A sea change

Departmental business-resumption plans in various stages of completion line the bookshelves of Dimond's University Hall office. Some are thick - though bulk is not the point, he notes. In contrast to other planning processes where detail is a virtue, "We don't know the conditions we'll be faced with. So you try to keep your plan conceptual enough that you don't get bogged down."

"You can't make the planning so precise that it's out of date in 20 minutes," says Professor of Architecture Mary Comerio, a specialist in nonstructural hazard reduction and an international expert in post-disaster reconstruction issues. "Sometimes you can't decide everything ahead of time, but you can decide who's going to decide. If you create the process ahead of time, you won't waste time [in a disaster] fighting about that."

Hurricanes Katrina and Rita, like the Northridge and Loma Prieta earthquakes in California, have provided many cautionary tales for Berkeley planners. Loma Prieta did significant damage on the Stanford campus; Northridge closed down Cal State Northridge for a month. Both universities had to find ways to resume classes and research in the midst of reconstruction. At campuses in New Orleans following Katrina, communications, security, power, fuel for back-up generators, potable water, gas and sanitary sewers, computer systems, and data were affected. Research materials were damaged, students and faculty displaced, cash flow impaired.

For Comerio, one of the sobering lessons of Katrina emanates from Tulane, a four-year research university and Berkeley's closest counterpart in New Orleans. "They've had to be a village unto themselves - providing food, grocery stores, schools, daycare, hospitals," she says. "They have had not to depend on the surrounding city for much of anything in order to get their faculty back, their students back."

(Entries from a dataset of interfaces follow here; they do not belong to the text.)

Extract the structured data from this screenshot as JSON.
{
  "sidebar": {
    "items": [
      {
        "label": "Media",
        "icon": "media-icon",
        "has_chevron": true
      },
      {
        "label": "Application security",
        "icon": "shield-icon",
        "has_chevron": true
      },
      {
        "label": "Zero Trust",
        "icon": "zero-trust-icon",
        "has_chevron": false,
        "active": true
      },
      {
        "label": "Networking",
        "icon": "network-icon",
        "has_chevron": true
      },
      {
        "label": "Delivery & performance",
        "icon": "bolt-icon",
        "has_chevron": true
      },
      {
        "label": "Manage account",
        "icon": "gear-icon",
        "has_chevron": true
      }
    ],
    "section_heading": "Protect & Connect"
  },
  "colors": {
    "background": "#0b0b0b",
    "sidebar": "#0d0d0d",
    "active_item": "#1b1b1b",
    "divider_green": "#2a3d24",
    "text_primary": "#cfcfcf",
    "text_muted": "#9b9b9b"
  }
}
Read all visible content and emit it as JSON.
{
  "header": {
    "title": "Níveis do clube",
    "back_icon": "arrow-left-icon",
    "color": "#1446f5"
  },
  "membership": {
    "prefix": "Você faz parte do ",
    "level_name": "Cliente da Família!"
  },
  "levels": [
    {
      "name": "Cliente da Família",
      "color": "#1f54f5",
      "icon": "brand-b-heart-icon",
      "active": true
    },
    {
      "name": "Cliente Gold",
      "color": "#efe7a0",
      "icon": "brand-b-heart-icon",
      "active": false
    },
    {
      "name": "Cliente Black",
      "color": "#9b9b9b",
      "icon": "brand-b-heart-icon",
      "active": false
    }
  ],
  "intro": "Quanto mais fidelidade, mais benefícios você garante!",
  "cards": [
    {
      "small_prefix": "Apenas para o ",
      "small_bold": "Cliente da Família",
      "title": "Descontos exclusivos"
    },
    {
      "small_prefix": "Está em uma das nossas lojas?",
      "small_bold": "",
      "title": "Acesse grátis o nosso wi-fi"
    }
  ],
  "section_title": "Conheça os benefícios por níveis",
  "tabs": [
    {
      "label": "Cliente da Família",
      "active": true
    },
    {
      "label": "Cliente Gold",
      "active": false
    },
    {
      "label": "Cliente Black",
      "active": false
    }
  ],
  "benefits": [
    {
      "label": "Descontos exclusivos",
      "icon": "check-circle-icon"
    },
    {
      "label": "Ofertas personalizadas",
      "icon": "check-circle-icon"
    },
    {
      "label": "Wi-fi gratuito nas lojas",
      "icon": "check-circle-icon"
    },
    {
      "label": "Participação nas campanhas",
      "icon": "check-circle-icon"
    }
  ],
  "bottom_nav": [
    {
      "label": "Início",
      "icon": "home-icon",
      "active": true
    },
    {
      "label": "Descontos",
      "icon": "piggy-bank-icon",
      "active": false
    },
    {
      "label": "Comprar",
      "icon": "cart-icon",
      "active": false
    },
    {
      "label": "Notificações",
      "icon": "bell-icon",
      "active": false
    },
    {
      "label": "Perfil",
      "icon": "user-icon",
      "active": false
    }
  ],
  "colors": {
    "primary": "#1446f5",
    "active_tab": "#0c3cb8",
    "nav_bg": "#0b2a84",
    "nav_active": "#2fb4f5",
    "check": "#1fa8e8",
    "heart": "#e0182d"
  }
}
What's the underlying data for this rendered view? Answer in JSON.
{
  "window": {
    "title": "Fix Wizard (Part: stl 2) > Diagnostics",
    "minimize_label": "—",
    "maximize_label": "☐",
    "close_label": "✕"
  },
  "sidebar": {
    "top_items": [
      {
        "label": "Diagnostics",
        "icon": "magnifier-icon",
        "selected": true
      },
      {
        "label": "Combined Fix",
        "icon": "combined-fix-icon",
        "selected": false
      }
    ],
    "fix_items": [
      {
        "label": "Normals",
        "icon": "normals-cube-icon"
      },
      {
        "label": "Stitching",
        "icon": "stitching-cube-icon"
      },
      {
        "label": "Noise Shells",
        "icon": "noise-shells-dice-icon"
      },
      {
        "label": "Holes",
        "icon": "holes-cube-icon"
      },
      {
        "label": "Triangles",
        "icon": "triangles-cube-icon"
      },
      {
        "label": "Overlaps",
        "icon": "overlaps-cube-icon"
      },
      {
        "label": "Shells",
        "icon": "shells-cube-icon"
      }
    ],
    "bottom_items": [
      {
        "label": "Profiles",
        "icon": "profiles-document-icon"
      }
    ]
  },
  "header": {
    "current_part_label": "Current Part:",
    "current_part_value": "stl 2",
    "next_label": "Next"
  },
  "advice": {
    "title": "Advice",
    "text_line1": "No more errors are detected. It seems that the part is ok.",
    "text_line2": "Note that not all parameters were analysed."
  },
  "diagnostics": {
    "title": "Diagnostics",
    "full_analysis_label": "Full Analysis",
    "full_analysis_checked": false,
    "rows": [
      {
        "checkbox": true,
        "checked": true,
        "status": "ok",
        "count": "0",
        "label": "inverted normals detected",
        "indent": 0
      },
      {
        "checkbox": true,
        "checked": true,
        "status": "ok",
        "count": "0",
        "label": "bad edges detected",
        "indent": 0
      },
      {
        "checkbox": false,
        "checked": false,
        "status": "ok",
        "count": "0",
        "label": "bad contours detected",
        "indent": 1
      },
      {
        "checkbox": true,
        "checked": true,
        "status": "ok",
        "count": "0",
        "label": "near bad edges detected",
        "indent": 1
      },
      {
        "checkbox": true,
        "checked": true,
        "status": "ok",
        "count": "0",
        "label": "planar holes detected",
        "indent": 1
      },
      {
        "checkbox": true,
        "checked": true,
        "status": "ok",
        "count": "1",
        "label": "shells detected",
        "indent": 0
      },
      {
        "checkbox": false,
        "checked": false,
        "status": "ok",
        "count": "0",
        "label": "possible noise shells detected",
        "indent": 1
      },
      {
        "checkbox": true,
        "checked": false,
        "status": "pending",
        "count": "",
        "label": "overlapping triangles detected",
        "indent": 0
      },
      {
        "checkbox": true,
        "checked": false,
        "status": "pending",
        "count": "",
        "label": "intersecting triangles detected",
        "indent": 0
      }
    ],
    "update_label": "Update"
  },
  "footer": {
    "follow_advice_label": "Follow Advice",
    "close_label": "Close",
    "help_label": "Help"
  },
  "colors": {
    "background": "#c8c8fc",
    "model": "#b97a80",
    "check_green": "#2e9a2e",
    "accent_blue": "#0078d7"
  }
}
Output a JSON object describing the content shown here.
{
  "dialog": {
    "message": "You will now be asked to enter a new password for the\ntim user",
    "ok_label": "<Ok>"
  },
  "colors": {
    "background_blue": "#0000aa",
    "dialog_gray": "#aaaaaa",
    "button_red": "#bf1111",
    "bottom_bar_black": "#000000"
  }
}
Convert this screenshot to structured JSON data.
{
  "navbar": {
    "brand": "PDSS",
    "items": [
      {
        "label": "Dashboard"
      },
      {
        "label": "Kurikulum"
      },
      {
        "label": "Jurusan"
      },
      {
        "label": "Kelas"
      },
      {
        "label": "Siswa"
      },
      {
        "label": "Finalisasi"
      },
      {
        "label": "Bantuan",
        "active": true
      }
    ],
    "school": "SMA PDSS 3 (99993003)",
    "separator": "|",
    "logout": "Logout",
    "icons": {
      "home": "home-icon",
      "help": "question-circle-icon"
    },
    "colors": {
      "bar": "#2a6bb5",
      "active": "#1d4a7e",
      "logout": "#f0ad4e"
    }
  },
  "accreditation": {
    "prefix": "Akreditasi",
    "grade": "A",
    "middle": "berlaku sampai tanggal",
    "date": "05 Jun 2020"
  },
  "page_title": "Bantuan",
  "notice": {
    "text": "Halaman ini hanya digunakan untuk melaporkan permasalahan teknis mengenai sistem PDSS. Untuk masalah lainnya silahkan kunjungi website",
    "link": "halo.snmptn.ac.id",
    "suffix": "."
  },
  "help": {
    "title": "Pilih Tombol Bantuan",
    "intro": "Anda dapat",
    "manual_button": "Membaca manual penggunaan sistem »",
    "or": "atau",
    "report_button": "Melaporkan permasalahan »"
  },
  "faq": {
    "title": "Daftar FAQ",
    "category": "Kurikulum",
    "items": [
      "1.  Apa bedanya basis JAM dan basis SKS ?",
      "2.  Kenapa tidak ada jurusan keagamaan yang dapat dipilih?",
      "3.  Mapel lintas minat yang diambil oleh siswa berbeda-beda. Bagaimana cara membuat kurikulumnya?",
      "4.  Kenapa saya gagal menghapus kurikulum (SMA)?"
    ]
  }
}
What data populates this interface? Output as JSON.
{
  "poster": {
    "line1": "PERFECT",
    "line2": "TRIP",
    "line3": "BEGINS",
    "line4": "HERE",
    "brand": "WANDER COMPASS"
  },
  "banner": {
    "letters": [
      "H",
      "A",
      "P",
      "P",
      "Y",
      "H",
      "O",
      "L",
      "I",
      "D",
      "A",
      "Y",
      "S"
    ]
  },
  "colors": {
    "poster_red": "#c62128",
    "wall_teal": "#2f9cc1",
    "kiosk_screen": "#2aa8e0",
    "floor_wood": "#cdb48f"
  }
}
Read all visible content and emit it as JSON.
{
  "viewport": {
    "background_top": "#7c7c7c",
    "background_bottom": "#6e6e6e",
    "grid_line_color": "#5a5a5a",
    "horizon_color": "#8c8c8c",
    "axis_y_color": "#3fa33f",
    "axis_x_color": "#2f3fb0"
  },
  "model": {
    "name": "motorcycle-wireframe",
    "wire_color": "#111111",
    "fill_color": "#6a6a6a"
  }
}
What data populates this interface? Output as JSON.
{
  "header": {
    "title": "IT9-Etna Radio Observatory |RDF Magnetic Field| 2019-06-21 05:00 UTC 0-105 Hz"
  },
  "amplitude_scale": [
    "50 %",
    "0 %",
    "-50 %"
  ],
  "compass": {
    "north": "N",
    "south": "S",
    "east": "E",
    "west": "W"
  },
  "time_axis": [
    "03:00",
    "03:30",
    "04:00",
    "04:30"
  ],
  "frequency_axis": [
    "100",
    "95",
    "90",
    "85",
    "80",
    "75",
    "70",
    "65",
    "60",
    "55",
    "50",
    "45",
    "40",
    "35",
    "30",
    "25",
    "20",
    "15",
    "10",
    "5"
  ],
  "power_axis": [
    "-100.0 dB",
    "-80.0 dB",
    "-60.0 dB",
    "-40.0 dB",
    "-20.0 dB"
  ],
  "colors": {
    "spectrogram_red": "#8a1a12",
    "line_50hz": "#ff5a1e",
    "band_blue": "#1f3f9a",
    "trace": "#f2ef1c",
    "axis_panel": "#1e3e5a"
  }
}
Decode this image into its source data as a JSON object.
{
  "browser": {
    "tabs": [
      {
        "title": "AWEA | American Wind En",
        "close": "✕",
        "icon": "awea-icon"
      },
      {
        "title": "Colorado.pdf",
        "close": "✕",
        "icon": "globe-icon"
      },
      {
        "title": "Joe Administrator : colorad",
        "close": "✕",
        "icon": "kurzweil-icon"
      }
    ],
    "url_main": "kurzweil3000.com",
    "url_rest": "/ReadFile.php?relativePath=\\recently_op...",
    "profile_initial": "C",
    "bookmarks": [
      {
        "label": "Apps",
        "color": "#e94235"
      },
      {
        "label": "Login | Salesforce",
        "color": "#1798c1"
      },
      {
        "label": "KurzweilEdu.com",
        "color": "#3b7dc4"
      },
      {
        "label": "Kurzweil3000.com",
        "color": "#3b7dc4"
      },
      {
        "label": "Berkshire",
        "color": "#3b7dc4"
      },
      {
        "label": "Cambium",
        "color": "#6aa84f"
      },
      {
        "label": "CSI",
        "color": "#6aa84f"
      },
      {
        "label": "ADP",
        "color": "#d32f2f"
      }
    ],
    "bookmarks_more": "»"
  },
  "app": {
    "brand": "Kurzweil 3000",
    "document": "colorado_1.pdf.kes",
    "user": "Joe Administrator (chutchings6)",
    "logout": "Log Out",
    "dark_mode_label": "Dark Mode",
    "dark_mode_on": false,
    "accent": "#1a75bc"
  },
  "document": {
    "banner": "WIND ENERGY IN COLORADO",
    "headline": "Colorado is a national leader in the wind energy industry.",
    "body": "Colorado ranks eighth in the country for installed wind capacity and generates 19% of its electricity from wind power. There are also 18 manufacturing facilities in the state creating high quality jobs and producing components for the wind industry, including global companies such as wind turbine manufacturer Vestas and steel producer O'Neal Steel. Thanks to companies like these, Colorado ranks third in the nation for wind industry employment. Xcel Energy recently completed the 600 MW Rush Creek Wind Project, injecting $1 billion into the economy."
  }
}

If a powerful quake on the Hayward fault disrupted local transportation, water, power, and/or natural-gas lines, she says, "we would be facing many of the same issues. You might really have to pull into yourself to keep the university open."

Comerio is encouraged, however, by the scope and seriousness of the campus's disaster planning for those circumstances it can do something about. "There's been a series of incredible efforts on the business side," she says, as well as thoughtful analysis and planning around teaching and research recovery. "A decade ago, I couldn't get anyone to take me seriously. Now it's becoming a much more common conversation - how to protect data, equipment, and experiments.. There's been a sea change."

The Office of Business Resumption hopes to keep that conversation alive across the campus, where the best of intentions to do advanced planning can be easily derailed by the demands of the moment.

"We have something really special here at Berkeley, built up over many, many years, and I would so hate to see that seriously changed in the 20 seconds of a big earthquake," Dimond says. "What would personally pain me most is if we were to suffer harm that preparation could have avoided."